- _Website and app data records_
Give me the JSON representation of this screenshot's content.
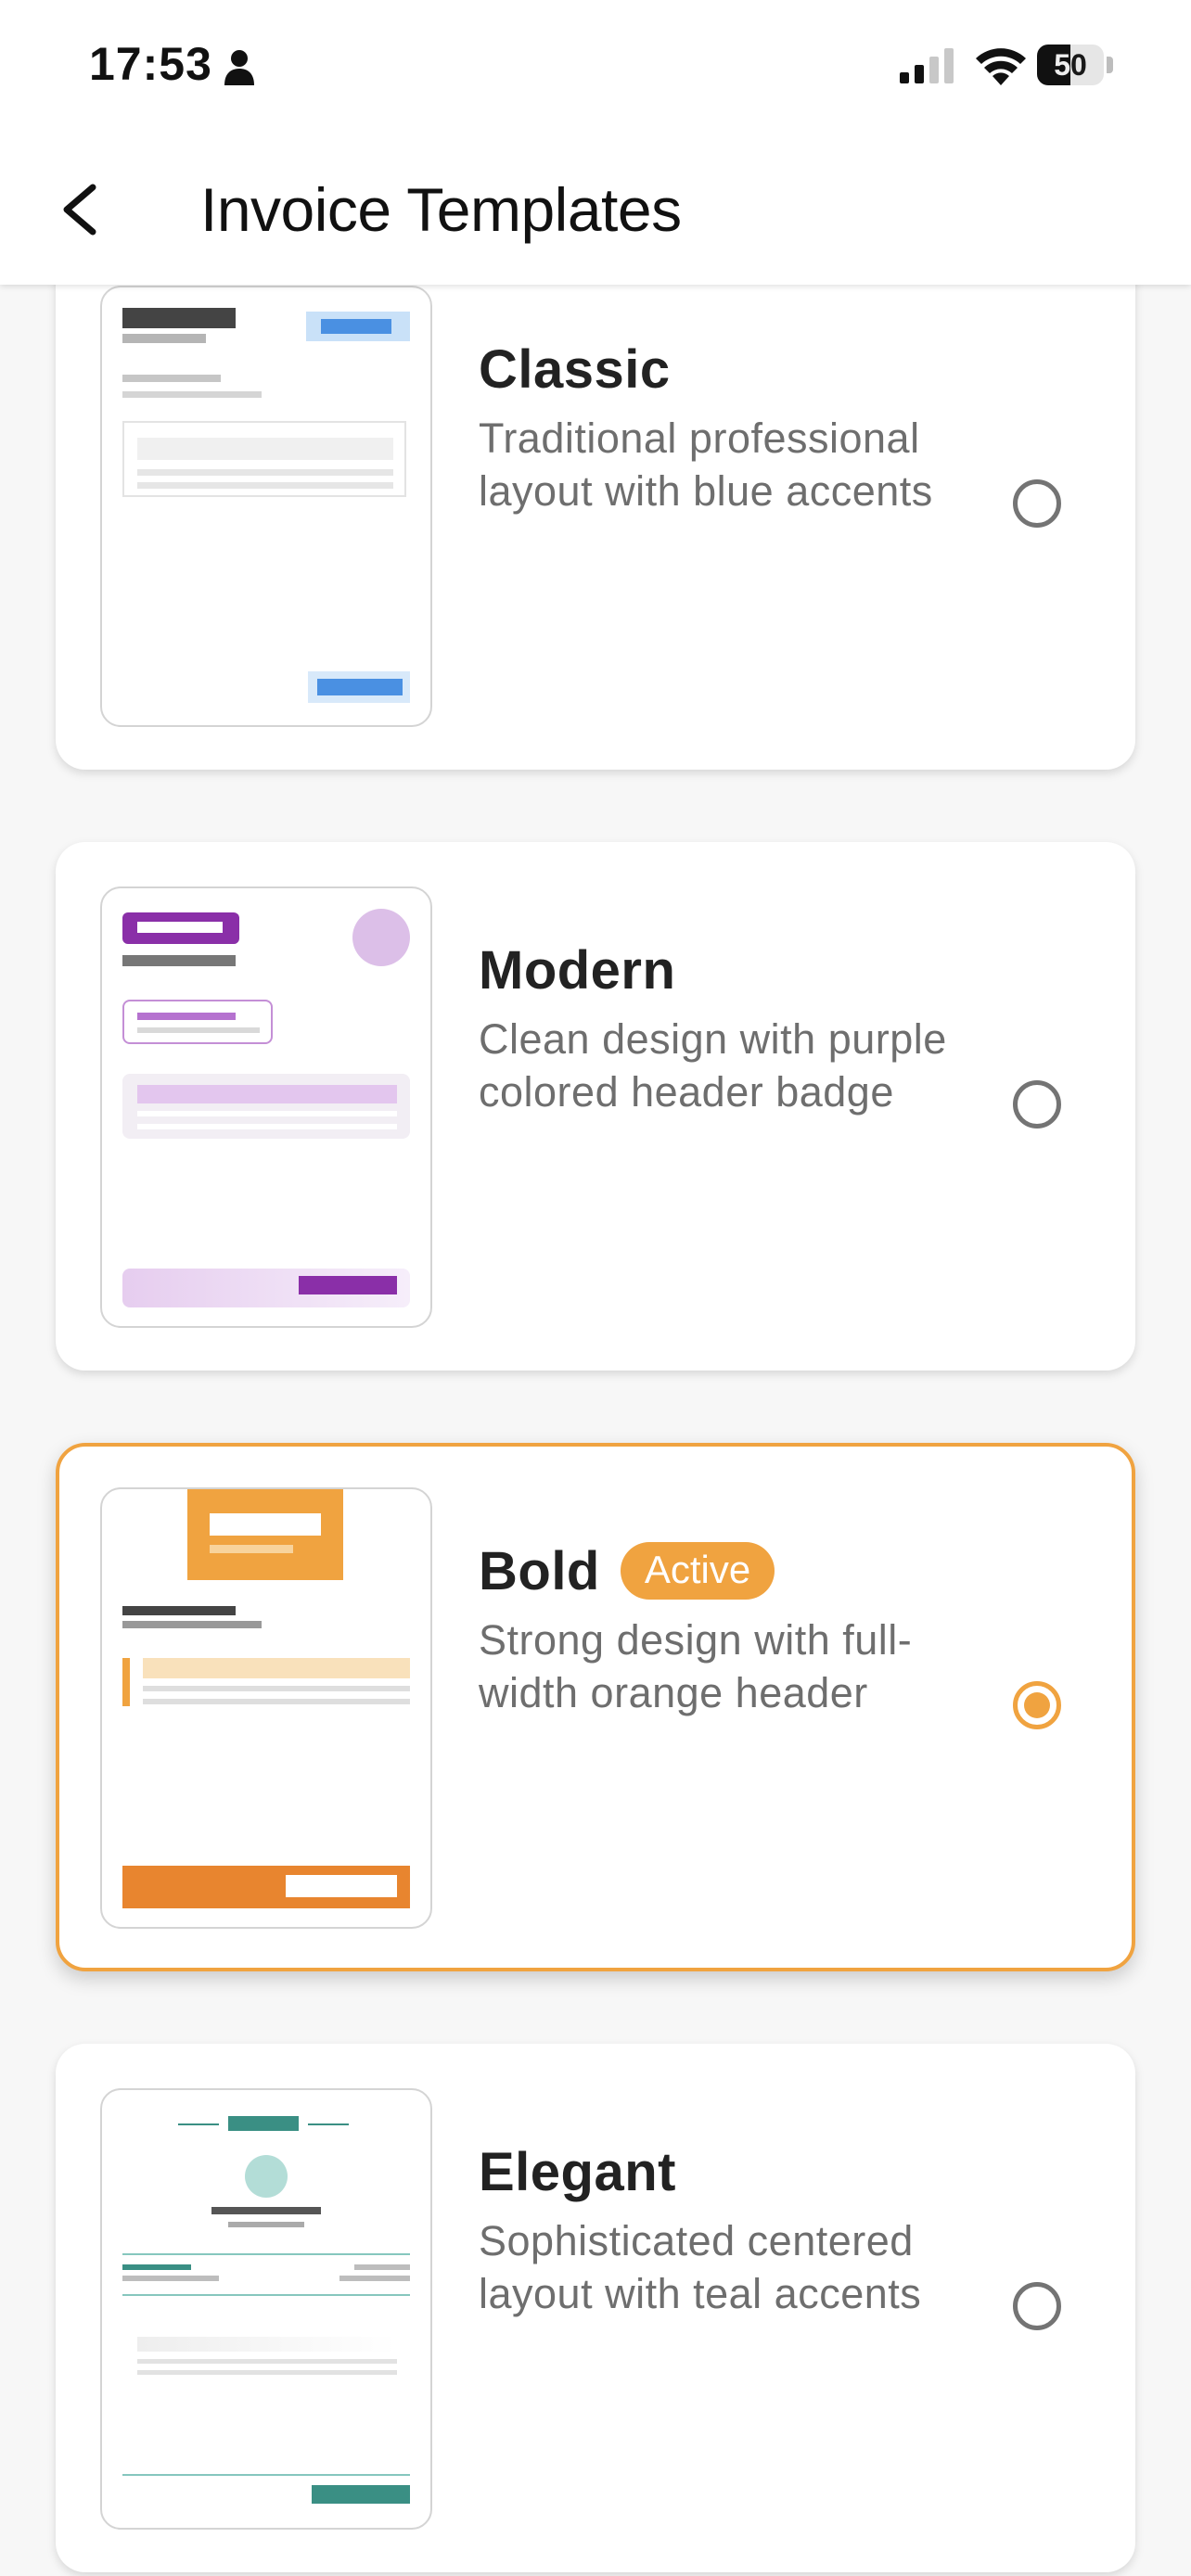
{
  "status_bar": {
    "time": "17:53",
    "battery_level": "50",
    "icons": [
      "person-icon",
      "signal-icon",
      "wifi-icon",
      "battery-icon"
    ]
  },
  "header": {
    "title": "Invoice Templates",
    "back_icon": "chevron-left-icon"
  },
  "colors": {
    "accent_orange": "#f0a340",
    "blue": "#4a90e2",
    "purple": "#8a2fa8",
    "teal": "#3a8f84"
  },
  "templates": [
    {
      "name": "Classic",
      "description": "Traditional professional layout with blue accents",
      "selected": false,
      "badge": ""
    },
    {
      "name": "Modern",
      "description": "Clean design with purple colored header badge",
      "selected": false,
      "badge": ""
    },
    {
      "name": "Bold",
      "description": "Strong design with full-width orange header",
      "selected": true,
      "badge": "Active"
    },
    {
      "name": "Elegant",
      "description": "Sophisticated centered layout with teal accents",
      "selected": false,
      "badge": ""
    }
  ]
}
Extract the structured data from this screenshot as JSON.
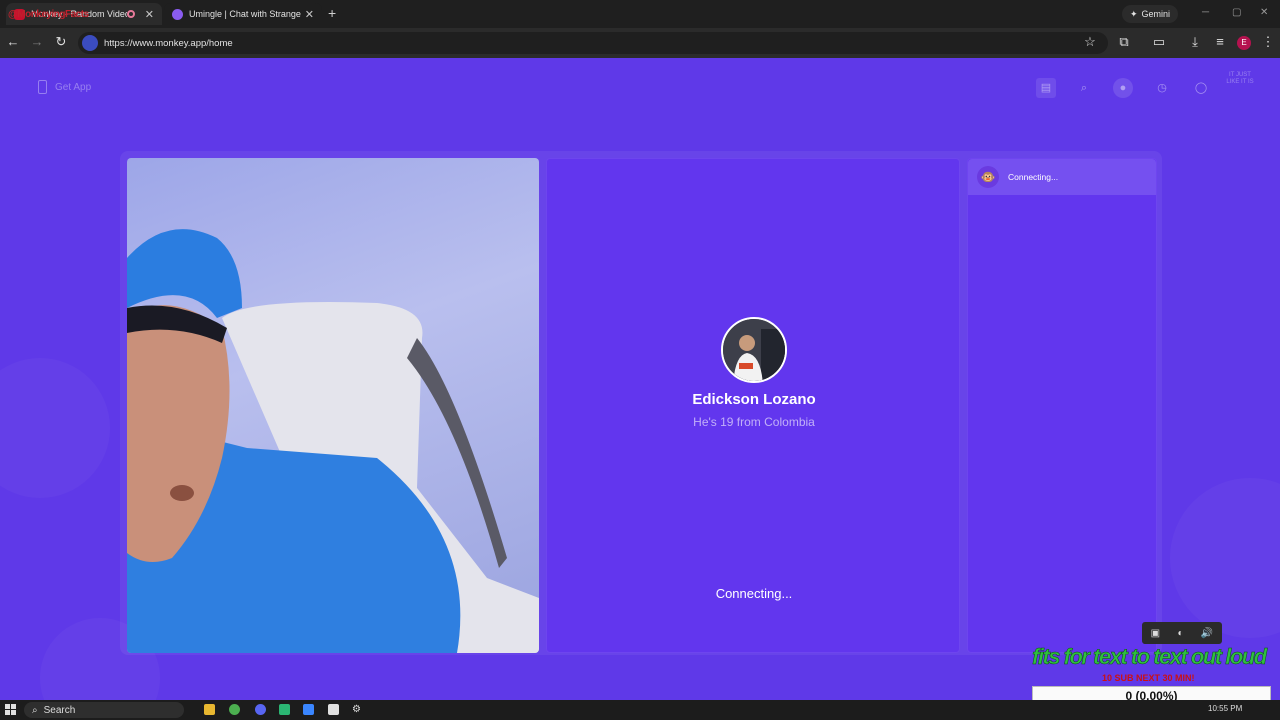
{
  "browser": {
    "watermark": "@MonkeyingFacts",
    "tabs": [
      {
        "title": "Monkey - Random Video Chat",
        "active": true
      },
      {
        "title": "Umingle | Chat with Strangers",
        "active": false
      }
    ],
    "gemini_label": "Gemini",
    "url": "https://www.monkey.app/home",
    "profile_initial": "E"
  },
  "page": {
    "get_app": "Get App",
    "profile_dim_text": "IT JUST LIKE IT IS",
    "chat_panel": {
      "status": "Connecting..."
    },
    "match": {
      "name": "Edickson Lozano",
      "details": "He's 19 from Colombia",
      "status": "Connecting..."
    }
  },
  "overlay": {
    "tts_banner": "fits for text to text out loud",
    "sub_goal": "10 SUB NEXT 30 MIN!",
    "counter": "0 (0.00%)"
  },
  "taskbar": {
    "search_placeholder": "Search",
    "time": "10:55 PM"
  },
  "colors": {
    "page_bg": "#5f39e8",
    "panel_bg": "#6236ee",
    "chrome_bg": "#2b2b2b"
  }
}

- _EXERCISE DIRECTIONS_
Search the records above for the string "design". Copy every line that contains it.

- _EXERCISE ANSWER_
      "description": "Clean design with purple colored header badge",
      "description": "Strong design with full-width orange header",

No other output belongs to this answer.